It’s midday on Iceland’s Falljökull glacier, and all is still. The landscape is impressive, but simple: broad brushstrokes of ice, rock, and sky.

The wind picks up. But there are no trees with rustling leaves here, no bird to catch an updraft. Not a creature is stirring—except for a mouse. Propelled by a blast of wind, a baseball-sized ball of moss called a glacier mouse scoots across the ice.

From a distance, the glacier mouse brings to mind a fuzzy, dense tumbleweed. But, scientists have learned, it’s really more like a mobile home: Each glacier mouse provides lodging, food, and transportation for hundreds of tiny organisms.

Nothing happens quickly around here, and the birth of a glacier mouse is no exception. It begins with a small pebble, furred with a moustache of moss. As the moss spreads, it insulates the pebble against the cold. The ice beneath it begins to melt. Eventually, the now moss-covered pebble balances on a spire of ice. A gust of wind knocks the newly minted glacier mouse off its pedestal and into motion for the first time.

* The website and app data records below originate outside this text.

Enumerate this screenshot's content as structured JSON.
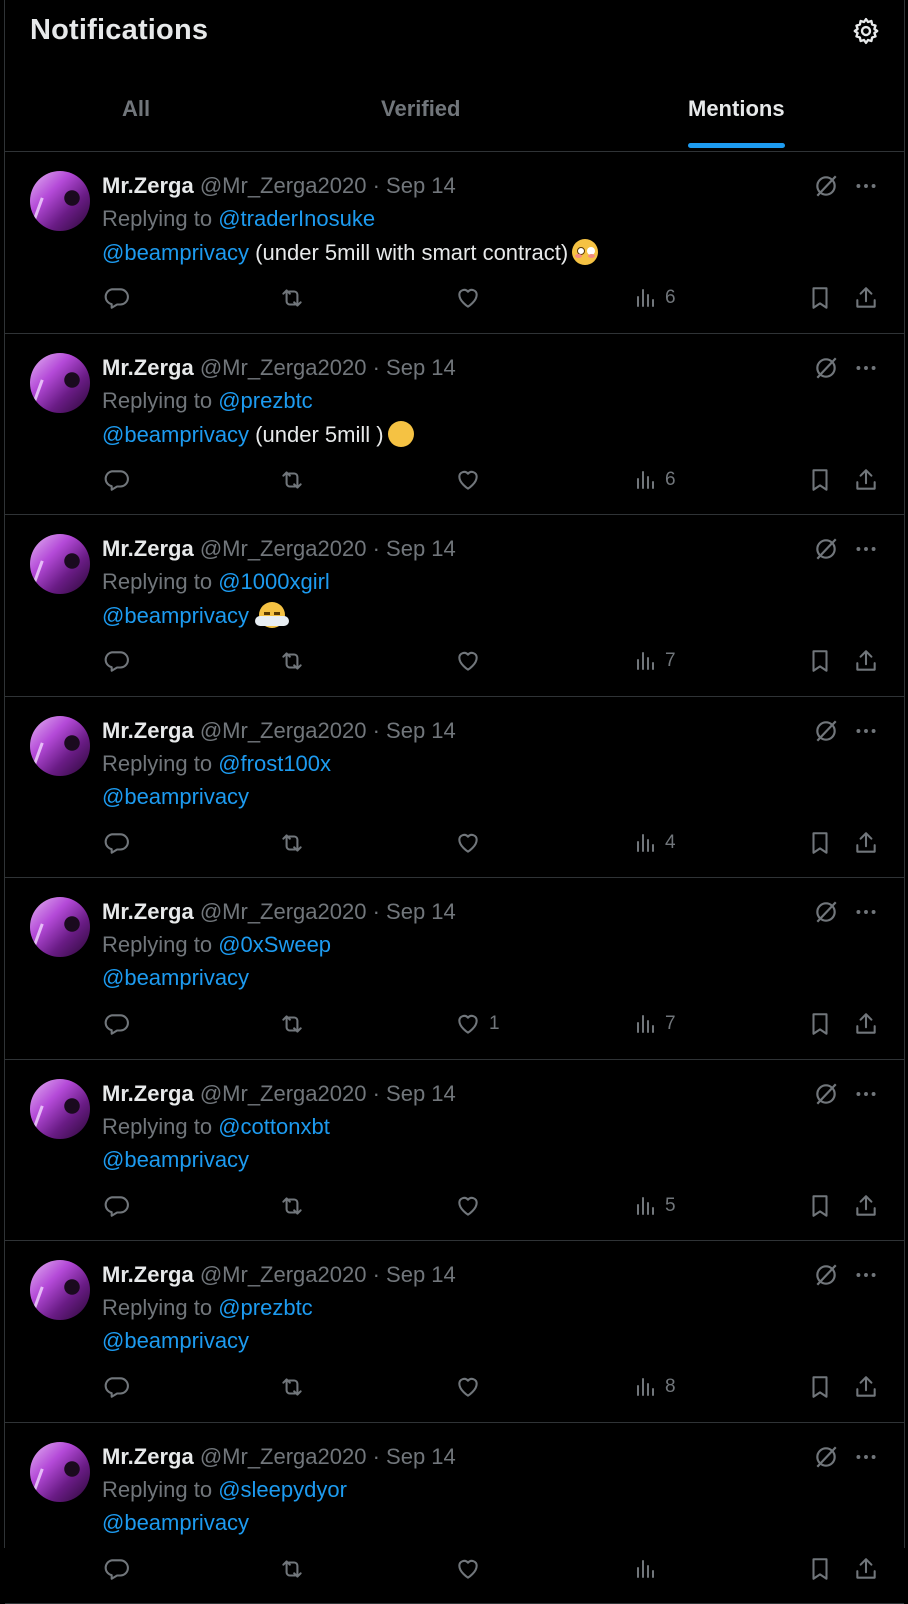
{
  "header": {
    "title": "Notifications",
    "settings_icon": "gear-icon",
    "tabs": [
      {
        "label": "All",
        "active": false
      },
      {
        "label": "Verified",
        "active": false
      },
      {
        "label": "Mentions",
        "active": true
      }
    ]
  },
  "colors": {
    "accent": "#1d9bf0",
    "text": "#e7e9ea",
    "muted": "#71767b",
    "border": "#2f3336",
    "background": "#000000"
  },
  "posts": [
    {
      "name": "Mr.Zerga",
      "handle": "@Mr_Zerga2020",
      "dot": "·",
      "date": "Sep 14",
      "replying_prefix": "Replying to",
      "replying_to": "@traderInosuke",
      "mention": "@beamprivacy",
      "text": " (under 5mill with smart contract)",
      "emoji": "flushed-face-emoji",
      "likes": "",
      "views": "6"
    },
    {
      "name": "Mr.Zerga",
      "handle": "@Mr_Zerga2020",
      "dot": "·",
      "date": "Sep 14",
      "replying_prefix": "Replying to",
      "replying_to": "@prezbtc",
      "mention": "@beamprivacy",
      "text": " (under 5mill )",
      "emoji": "kissing-face-emoji",
      "likes": "",
      "views": "6"
    },
    {
      "name": "Mr.Zerga",
      "handle": "@Mr_Zerga2020",
      "dot": "·",
      "date": "Sep 14",
      "replying_prefix": "Replying to",
      "replying_to": "@1000xgirl",
      "mention": "@beamprivacy",
      "text": " ",
      "emoji": "steam-face-emoji",
      "likes": "",
      "views": "7"
    },
    {
      "name": "Mr.Zerga",
      "handle": "@Mr_Zerga2020",
      "dot": "·",
      "date": "Sep 14",
      "replying_prefix": "Replying to",
      "replying_to": "@frost100x",
      "mention": "@beamprivacy",
      "text": "",
      "emoji": "",
      "likes": "",
      "views": "4"
    },
    {
      "name": "Mr.Zerga",
      "handle": "@Mr_Zerga2020",
      "dot": "·",
      "date": "Sep 14",
      "replying_prefix": "Replying to",
      "replying_to": "@0xSweep",
      "mention": "@beamprivacy",
      "text": "",
      "emoji": "",
      "likes": "1",
      "views": "7"
    },
    {
      "name": "Mr.Zerga",
      "handle": "@Mr_Zerga2020",
      "dot": "·",
      "date": "Sep 14",
      "replying_prefix": "Replying to",
      "replying_to": "@cottonxbt",
      "mention": "@beamprivacy",
      "text": "",
      "emoji": "",
      "likes": "",
      "views": "5"
    },
    {
      "name": "Mr.Zerga",
      "handle": "@Mr_Zerga2020",
      "dot": "·",
      "date": "Sep 14",
      "replying_prefix": "Replying to",
      "replying_to": "@prezbtc",
      "mention": "@beamprivacy",
      "text": "",
      "emoji": "",
      "likes": "",
      "views": "8"
    },
    {
      "name": "Mr.Zerga",
      "handle": "@Mr_Zerga2020",
      "dot": "·",
      "date": "Sep 14",
      "replying_prefix": "Replying to",
      "replying_to": "@sleepydyor",
      "mention": "@beamprivacy",
      "text": "",
      "emoji": "",
      "likes": "",
      "views": ""
    }
  ]
}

It was the glacier mouse’s impressive powers of insulation that first led scientists to suspect its busy inner life. Biologist Steve Coulson, of the University Center in Svalbard, and his colleague Nicholas Midgley, of Nottingham Trent University, knew that the Racomitrium moss could absorb water and keep out the cold. Did other organisms know this? There was only one way to find out.

The scientists stuck thermometers in five glacier mice to monitor their internal temperatures and brought 10 others back to the lab. Coulson pulled the moss balls apart, hoping to find a few inhabitants. He found more than a few.

The tally, as Coulson and Midgley reported in the journal Polar Biology, was impressive: 73 bug-like animals called springtails, 200 tardigrades, and 1000 nematode worms—all in a single mouse.

Not only did the researchers find these critters, but they found them at all stages of development, which suggests they’re breeding within. And why wouldn’t they? They’ve managed to find a cozy, well-stocked den. The average temperature on the glacier was about 32°F. But inside the mouse, temperatures stayed toasty, between 36°F and 50°F.

There’s another advantage to life inside the glacier-mouse Catbus: travel. The glacier-hopping moss balls carry their passengers to exciting new locations (which, to a springtail, might mean that lump of ice over there).

Herds of glacier mice are best known in Iceland, but they’ve been spotted on the glaciers of several countries. The next time you find yourself trekking across a vast glacial expanse (you know, whenever), take a look at the scenery around you. If the glacier mice can teach us anything, it’s that even the humblest among us contains multitudes.

Photographs of glacier mouse herds courtesy of Darrel A. Swift, University of Sheffield.